Again, both patterns are bearish reversal patterns. The key difference here is that a triple top has three roughly equally high peaks and develops across a longer timeframe and larger number of candles.

Much like the head and shoulders pattern, it isn’t uncommon for evening star patterns to form at one or more of the peaks in a triple top pattern, strengthening the probability of the signal.


The evening star pattern is a fairly straightforward to understand and trade pattern. We have created this list of frequently asked questions to help clear up any remaining confusion or concerns.

Can evening stars be green?

The answer is yes and no! But to help clarify, we’ll further explain. The evening star pattern must start green, form a doj on the next candle, then close with a large red candle. The evening star doji itself in the middle of the pattern can be either green or red. It doesn’t matter – both are bearish signals.

How do you trade evening stars?

An evening star should first be identified by finding a large green candle, followed by a doji showing a pause in the market due to indecision. It is not advised to take a trade yet at the doji, and to instead wait for a large red candle for bearish confirmation. The trade is then taken, with a stop loss placed above the doji candle body. Several red candles and a downtrend should follow.

What are the pros and cons of evening star candlestick?

The pros to the evening star pattern are that it is easy to identify and is a very powerful signal if confirmed. In terms of cons, the evening star pattern can turn into a failed pattern. It is important to wait for the pattern to confirm and not take an entry during the formation of the doji candle. The pattern is confirmed when at least 50% of the first candle is engulfed by the third candle, and its strength as a reversal signal grows the more the red candle engulfs the green candle.

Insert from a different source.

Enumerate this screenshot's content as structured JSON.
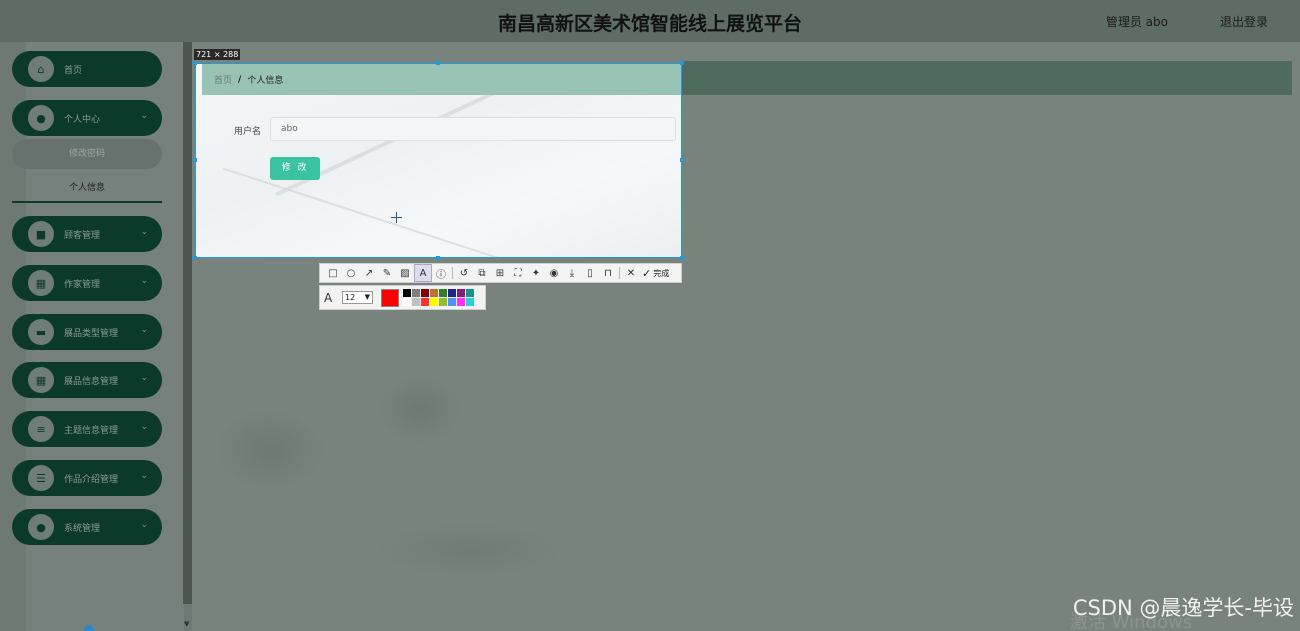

How reliable is the evening star pattern?

The evening star pattern is among one of the more reliable Japanese candlestick patterns and technical signals, because they are easy to spot and significant in terms of acting as a trend reversal. The success of trading an evening star pattern can be improved by combining the pattern with other signals like technical indicators, chart patterns, and more. The third candle must also engulf more than 50% of the first candle or is considered invalid.